Work instruction: Exactly repeat all the records below, omitting the images they hold.

Available data:
● ● ● ● ● ● ●

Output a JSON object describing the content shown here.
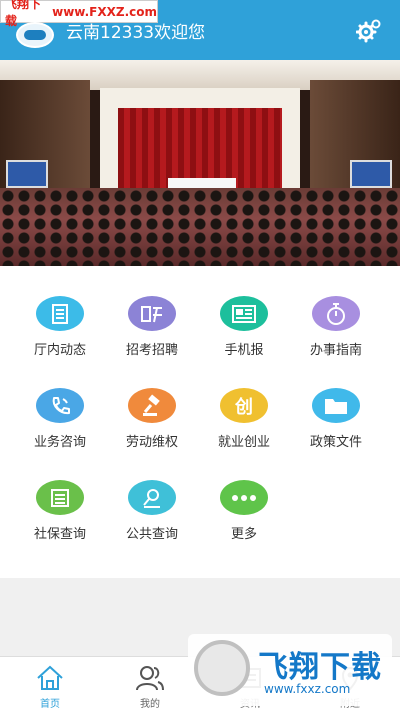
{
  "header": {
    "title": "云南12333欢迎您",
    "watermark_cn": "飞翔下载",
    "watermark_url": "www.FXXZ.com",
    "settings_icon": "gear-icon",
    "bg_color": "#2fa1d9"
  },
  "banner": {
    "dots": 4,
    "active_dot": 1
  },
  "grid": [
    {
      "label": "厅内动态",
      "icon": "document-icon",
      "color": "#3cbbe8"
    },
    {
      "label": "招考招聘",
      "icon": "hire-icon",
      "color": "#8c83d6"
    },
    {
      "label": "手机报",
      "icon": "newspaper-icon",
      "color": "#1dbf9c"
    },
    {
      "label": "办事指南",
      "icon": "stopwatch-icon",
      "color": "#a88fe0"
    },
    {
      "label": "业务咨询",
      "icon": "phone-icon",
      "color": "#4aa7e6"
    },
    {
      "label": "劳动维权",
      "icon": "gavel-icon",
      "color": "#f08a3c"
    },
    {
      "label": "就业创业",
      "icon": "create-icon",
      "color": "#f0c030"
    },
    {
      "label": "政策文件",
      "icon": "folder-icon",
      "color": "#40b9ea"
    },
    {
      "label": "社保查询",
      "icon": "list-icon",
      "color": "#6ac04a"
    },
    {
      "label": "公共查询",
      "icon": "search-person-icon",
      "color": "#3fc0d8"
    },
    {
      "label": "更多",
      "icon": "more-icon",
      "color": "#5fc44a"
    }
  ],
  "grid_glyphs": {
    "create": "创"
  },
  "bottom_nav": [
    {
      "label": "首页",
      "icon": "home-icon",
      "active": true
    },
    {
      "label": "我的",
      "icon": "users-icon",
      "active": false
    },
    {
      "label": "资讯",
      "icon": "news-icon",
      "active": false
    },
    {
      "label": "附近",
      "icon": "location-icon",
      "active": false
    }
  ],
  "watermark_bottom": {
    "title": "飞翔下载",
    "url": "www.fxxz.com"
  },
  "accent_color": "#2fa1d9"
}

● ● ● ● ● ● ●

Written reply:
Output a JSON object describing the content shown here.
{
  "header": {
    "title": "云南12333欢迎您",
    "watermark_cn": "飞翔下载",
    "watermark_url": "www.FXXZ.com",
    "settings_icon": "gear-icon",
    "bg_color": "#2fa1d9"
  },
  "banner": {
    "dots": 4,
    "active_dot": 1
  },
  "grid": [
    {
      "label": "厅内动态",
      "icon": "document-icon",
      "color": "#3cbbe8"
    },
    {
      "label": "招考招聘",
      "icon": "hire-icon",
      "color": "#8c83d6"
    },
    {
      "label": "手机报",
      "icon": "newspaper-icon",
      "color": "#1dbf9c"
    },
    {
      "label": "办事指南",
      "icon": "stopwatch-icon",
      "color": "#a88fe0"
    },
    {
      "label": "业务咨询",
      "icon": "phone-icon",
      "color": "#4aa7e6"
    },
    {
      "label": "劳动维权",
      "icon": "gavel-icon",
      "color": "#f08a3c"
    },
    {
      "label": "就业创业",
      "icon": "create-icon",
      "color": "#f0c030"
    },
    {
      "label": "政策文件",
      "icon": "folder-icon",
      "color": "#40b9ea"
    },
    {
      "label": "社保查询",
      "icon": "list-icon",
      "color": "#6ac04a"
    },
    {
      "label": "公共查询",
      "icon": "search-person-icon",
      "color": "#3fc0d8"
    },
    {
      "label": "更多",
      "icon": "more-icon",
      "color": "#5fc44a"
    }
  ],
  "grid_glyphs": {
    "create": "创"
  },
  "bottom_nav": [
    {
      "label": "首页",
      "icon": "home-icon",
      "active": true
    },
    {
      "label": "我的",
      "icon": "users-icon",
      "active": false
    },
    {
      "label": "资讯",
      "icon": "news-icon",
      "active": false
    },
    {
      "label": "附近",
      "icon": "location-icon",
      "active": false
    }
  ],
  "watermark_bottom": {
    "title": "飞翔下载",
    "url": "www.fxxz.com"
  },
  "accent_color": "#2fa1d9"
}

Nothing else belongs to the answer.